     The dessert spread included pies, cakes, cookies and pudding, but the real icing on the day was an afternoon with Wendell and Tanya in their two-story farmhouse latched to the side of a grassy slope.  In 1965, when Wendell was teaching at the University of Kentucky, the couple bought the place as a summer retreat. But after a few fixer-upper rounds, they elected to live there year-round.  Walking up the driveway, I spotted two solar panels in the backyard.  I thought:  “He practices what he preaches.”
     Once inside, I noticed every room had a wall with shelves of books from floor to ceiling.  I put another gold star by his name.  As Tanya escorted Felix and me to the kitchen and sitting area, she explained Wendell was “up the creek,” literally.  He’d be back soon.  Sure enough, the back door creaked, and inside stepped the environmental legend and author of 40-plus books.
     After unlacing and slipping off his boots, Wendell Berry shook our hands. Dressed in khakis and a blue oxford-cloth shirt beneath a pair of wide camouflaged suspenders, he had the look of a man of the land.  His handshake grip said, “I can still split my own firewood.” And it is obvious this genteel great-grandfather still has the starch in his spine to stand up against pollution-minded bullies.
     For the next few hours, we visited at a round oak table—swapping stories and laughing.  While Wendell knows the power of words, he employs the power of listening, too.  He’s been following our coal-ash plight.  His laser-like questions showed he’d been where we are countless times and won.
     As Felix and I drove back—521 miles—Sunday night, we tried to distill what we had just experienced—courtesy of Wendell and Tanya Berry.  I want to tell you more about it, and I will. Soon.  

Sunday, Sept. 18, was a trip down memory lane for the 
Rev. Dr. Felix Haynes as he visited Port Royal Baptist 
Church, which has a 200-year history.  During the 
morning service, he spoke of his time there between 1967 and 1969.
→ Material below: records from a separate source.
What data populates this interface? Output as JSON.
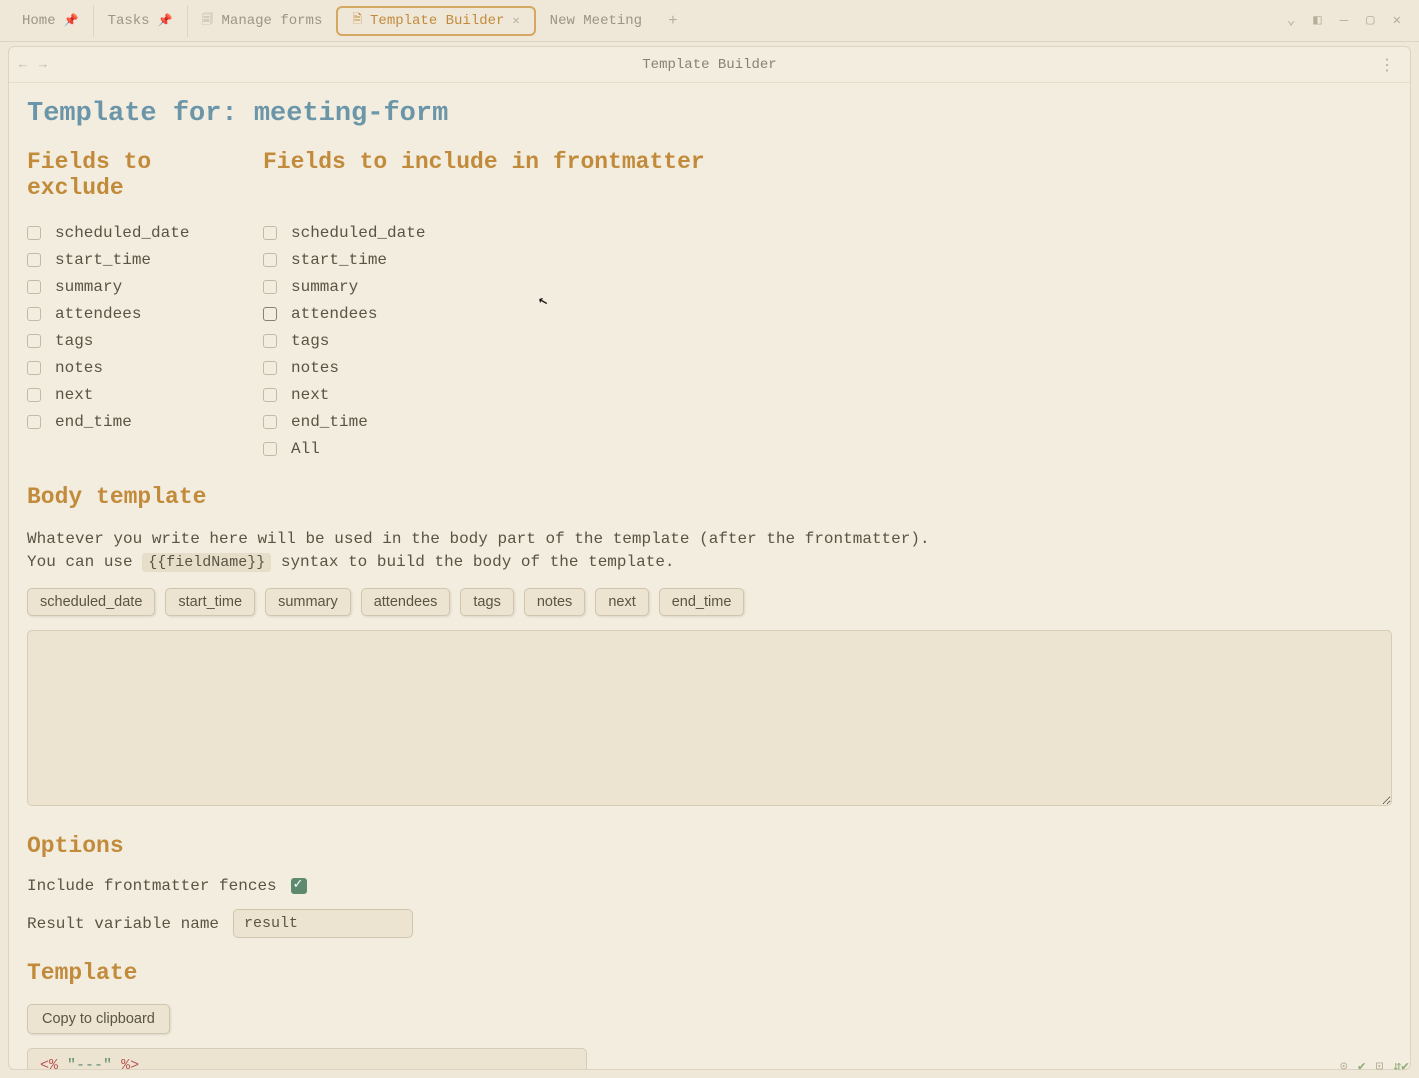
{
  "titlebar": {
    "tabs": [
      {
        "label": "Home",
        "pinned": true
      },
      {
        "label": "Tasks",
        "pinned": true
      },
      {
        "label": "Manage forms",
        "icon": "doc"
      },
      {
        "label": "Template Builder",
        "icon": "doc",
        "active": true,
        "closeable": true
      },
      {
        "label": "New Meeting"
      }
    ]
  },
  "content_header": {
    "title": "Template Builder"
  },
  "page": {
    "title": "Template for: meeting-form",
    "exclude_heading": "Fields to exclude",
    "include_heading": "Fields to include in frontmatter",
    "fields": [
      "scheduled_date",
      "start_time",
      "summary",
      "attendees",
      "tags",
      "notes",
      "next",
      "end_time"
    ],
    "include_extra": "All",
    "body_heading": "Body template",
    "body_desc_1": "Whatever you write here will be used in the body part of the template (after the frontmatter).",
    "body_desc_2a": "You can use ",
    "body_desc_code": "{{fieldName}}",
    "body_desc_2b": " syntax to build the body of the template.",
    "pills": [
      "scheduled_date",
      "start_time",
      "summary",
      "attendees",
      "tags",
      "notes",
      "next",
      "end_time"
    ],
    "options_heading": "Options",
    "opt_fences_label": "Include frontmatter fences",
    "opt_fences_checked": true,
    "opt_var_label": "Result variable name",
    "opt_var_value": "result",
    "template_heading": "Template",
    "copy_label": "Copy to clipboard",
    "code_red1": "<%",
    "code_green": "\"---\"",
    "code_red2": "%>"
  }
}
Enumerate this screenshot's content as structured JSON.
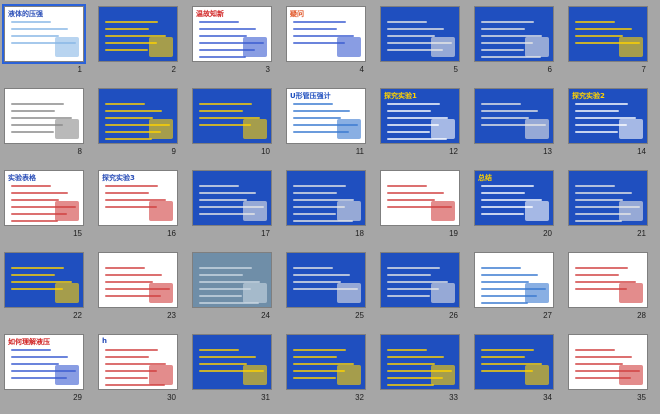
{
  "slides": [
    {
      "n": "1",
      "title": "液体的压强",
      "bg": "#ffffff",
      "fg": "#2b4fb8",
      "accent": "#88b7e6"
    },
    {
      "n": "2",
      "title": "",
      "bg": "#1f4fbf",
      "fg": "#ffffff",
      "accent": "#ffd200"
    },
    {
      "n": "3",
      "title": "温故知新",
      "bg": "#ffffff",
      "fg": "#d02020",
      "accent": "#3a5bd0"
    },
    {
      "n": "4",
      "title": "疑问",
      "bg": "#ffffff",
      "fg": "#e05020",
      "accent": "#3a5bd0"
    },
    {
      "n": "5",
      "title": "",
      "bg": "#1f4fbf",
      "fg": "#ffffff",
      "accent": "#e6e6e6"
    },
    {
      "n": "6",
      "title": "",
      "bg": "#1f4fbf",
      "fg": "#ffffff",
      "accent": "#e6e6e6"
    },
    {
      "n": "7",
      "title": "",
      "bg": "#1f4fbf",
      "fg": "#ffffff",
      "accent": "#ffd200"
    },
    {
      "n": "8",
      "title": "",
      "bg": "#ffffff",
      "fg": "#1f4fbf",
      "accent": "#8a8a8a"
    },
    {
      "n": "9",
      "title": "",
      "bg": "#1f4fbf",
      "fg": "#ffffff",
      "accent": "#ffd200"
    },
    {
      "n": "10",
      "title": "",
      "bg": "#1f4fbf",
      "fg": "#ffffff",
      "accent": "#ffd200"
    },
    {
      "n": "11",
      "title": "U形管压强计",
      "bg": "#ffffff",
      "fg": "#1f4fbf",
      "accent": "#3a7ad0"
    },
    {
      "n": "12",
      "title": "探究实验1",
      "bg": "#1f4fbf",
      "fg": "#ffd200",
      "accent": "#ffffff"
    },
    {
      "n": "13",
      "title": "",
      "bg": "#1f4fbf",
      "fg": "#ffffff",
      "accent": "#e6e6e6"
    },
    {
      "n": "14",
      "title": "探究实验2",
      "bg": "#1f4fbf",
      "fg": "#ffd200",
      "accent": "#ffffff"
    },
    {
      "n": "15",
      "title": "实验表格",
      "bg": "#ffffff",
      "fg": "#2b4fb8",
      "accent": "#d04040"
    },
    {
      "n": "16",
      "title": "探究实验3",
      "bg": "#ffffff",
      "fg": "#2b4fb8",
      "accent": "#d04040"
    },
    {
      "n": "17",
      "title": "",
      "bg": "#1f4fbf",
      "fg": "#ffffff",
      "accent": "#e6e6e6"
    },
    {
      "n": "18",
      "title": "",
      "bg": "#1f4fbf",
      "fg": "#ffffff",
      "accent": "#e6e6e6"
    },
    {
      "n": "19",
      "title": "",
      "bg": "#ffffff",
      "fg": "#2b4fb8",
      "accent": "#d04040"
    },
    {
      "n": "20",
      "title": "总结",
      "bg": "#1f4fbf",
      "fg": "#ffd200",
      "accent": "#ffffff"
    },
    {
      "n": "21",
      "title": "",
      "bg": "#1f4fbf",
      "fg": "#ffffff",
      "accent": "#e6e6e6"
    },
    {
      "n": "22",
      "title": "",
      "bg": "#1f4fbf",
      "fg": "#ffffff",
      "accent": "#ffd200"
    },
    {
      "n": "23",
      "title": "",
      "bg": "#ffffff",
      "fg": "#2b4fb8",
      "accent": "#d04040"
    },
    {
      "n": "24",
      "title": "",
      "bg": "#6f8ea8",
      "fg": "#ffffff",
      "accent": "#c9d7e3"
    },
    {
      "n": "25",
      "title": "",
      "bg": "#1f4fbf",
      "fg": "#ffffff",
      "accent": "#e6e6e6"
    },
    {
      "n": "26",
      "title": "",
      "bg": "#1f4fbf",
      "fg": "#ffffff",
      "accent": "#e6e6e6"
    },
    {
      "n": "27",
      "title": "",
      "bg": "#ffffff",
      "fg": "#2b4fb8",
      "accent": "#3a7ad0"
    },
    {
      "n": "28",
      "title": "",
      "bg": "#ffffff",
      "fg": "#2b4fb8",
      "accent": "#d04040"
    },
    {
      "n": "29",
      "title": "如何理解液压",
      "bg": "#ffffff",
      "fg": "#d02020",
      "accent": "#3a5bd0"
    },
    {
      "n": "30",
      "title": "h",
      "bg": "#ffffff",
      "fg": "#2b4fb8",
      "accent": "#d04040"
    },
    {
      "n": "31",
      "title": "",
      "bg": "#1f4fbf",
      "fg": "#ffffff",
      "accent": "#ffd200"
    },
    {
      "n": "32",
      "title": "",
      "bg": "#1f4fbf",
      "fg": "#ffffff",
      "accent": "#ffd200"
    },
    {
      "n": "33",
      "title": "",
      "bg": "#1f4fbf",
      "fg": "#ffffff",
      "accent": "#ffd200"
    },
    {
      "n": "34",
      "title": "",
      "bg": "#1f4fbf",
      "fg": "#ffffff",
      "accent": "#ffd200"
    },
    {
      "n": "35",
      "title": "",
      "bg": "#ffffff",
      "fg": "#2b4fb8",
      "accent": "#d04040"
    }
  ],
  "selected": "1"
}
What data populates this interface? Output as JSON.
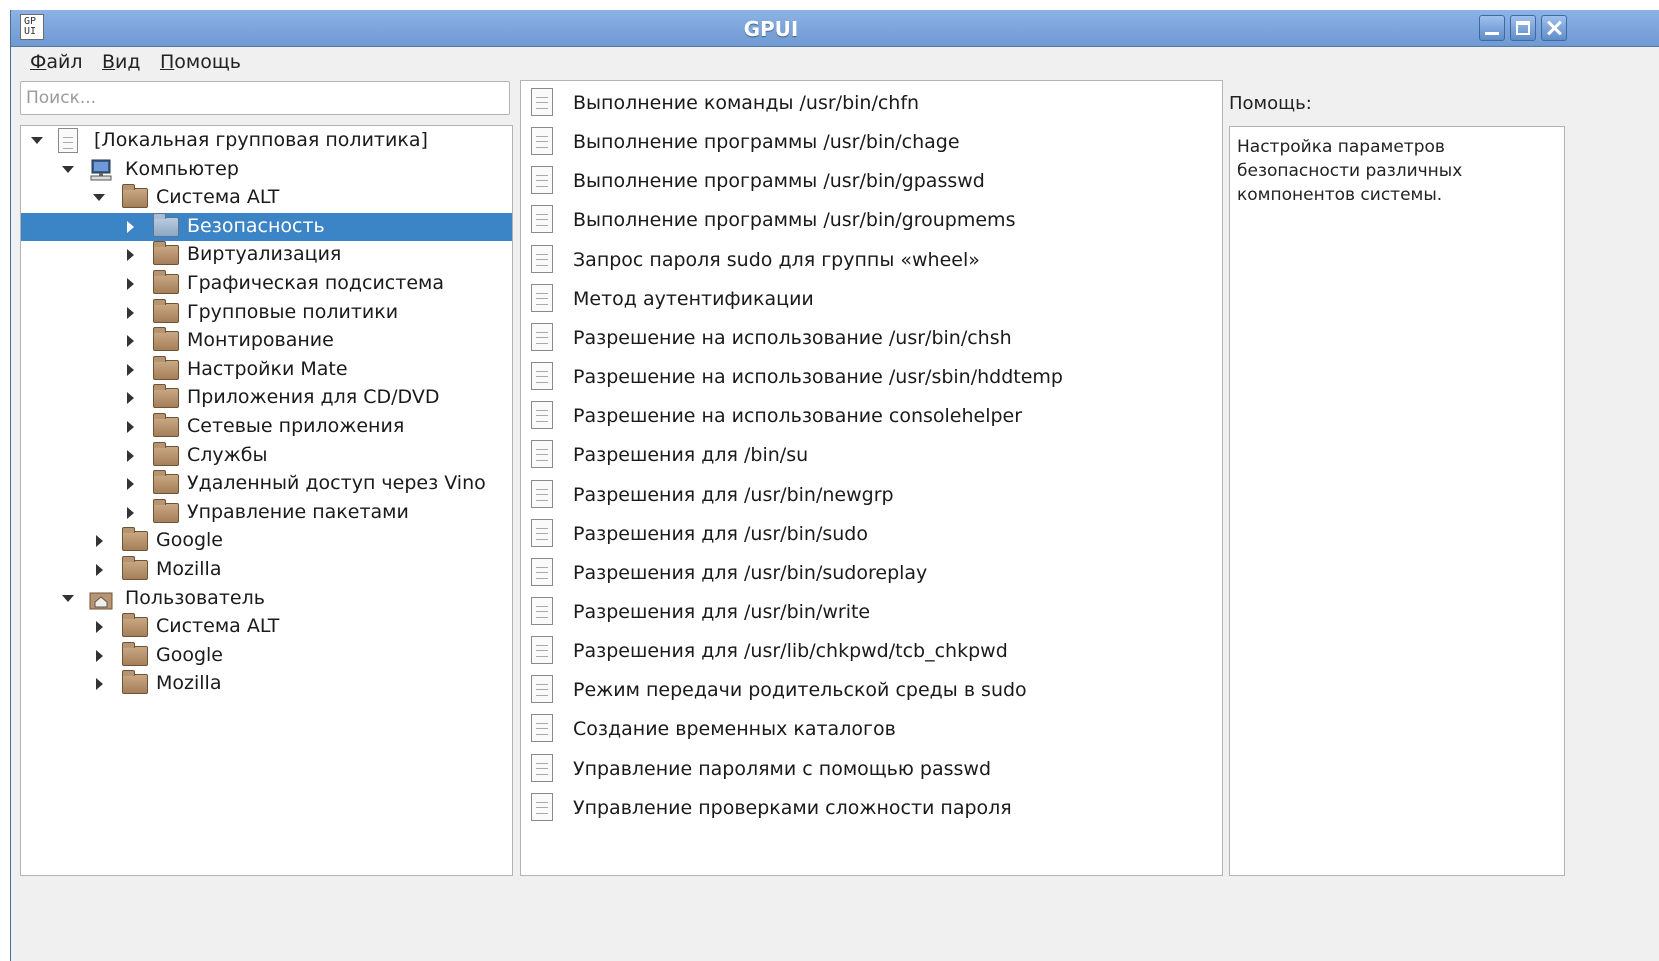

The Port Royal cemetery is filled with relatives of 
author/poet/environmentalist Wendell Berry.  One of the 
more notable family monuments includes a statue 
of his great-grandfather, John J. Berry, 1827-1916.

When I walked into the Berrys’ home, I immediately 
noticed that every room had floor-to-the-ceiling 
shelves loaded with books.  A member of the Kentucky’s 
Writers Hall of Fame, Wendell Berry has authored more than 40 books.

Jesup First Baptist Church’s former pastor, the Rev. 
Dr. Felix Haynes, left, got his ministerial start in 
Kentucky at Port Royal Baptist Church.  That’s 
where he met Wendell and Tanya Berry.  Joining 
in the photo is the family dog, Maggie.

Wendell Berry’s farm overlooks the Kentucky River.  He has 
spent most of his 82 years writing, speaking and advocating for 
the globe’s natural resources.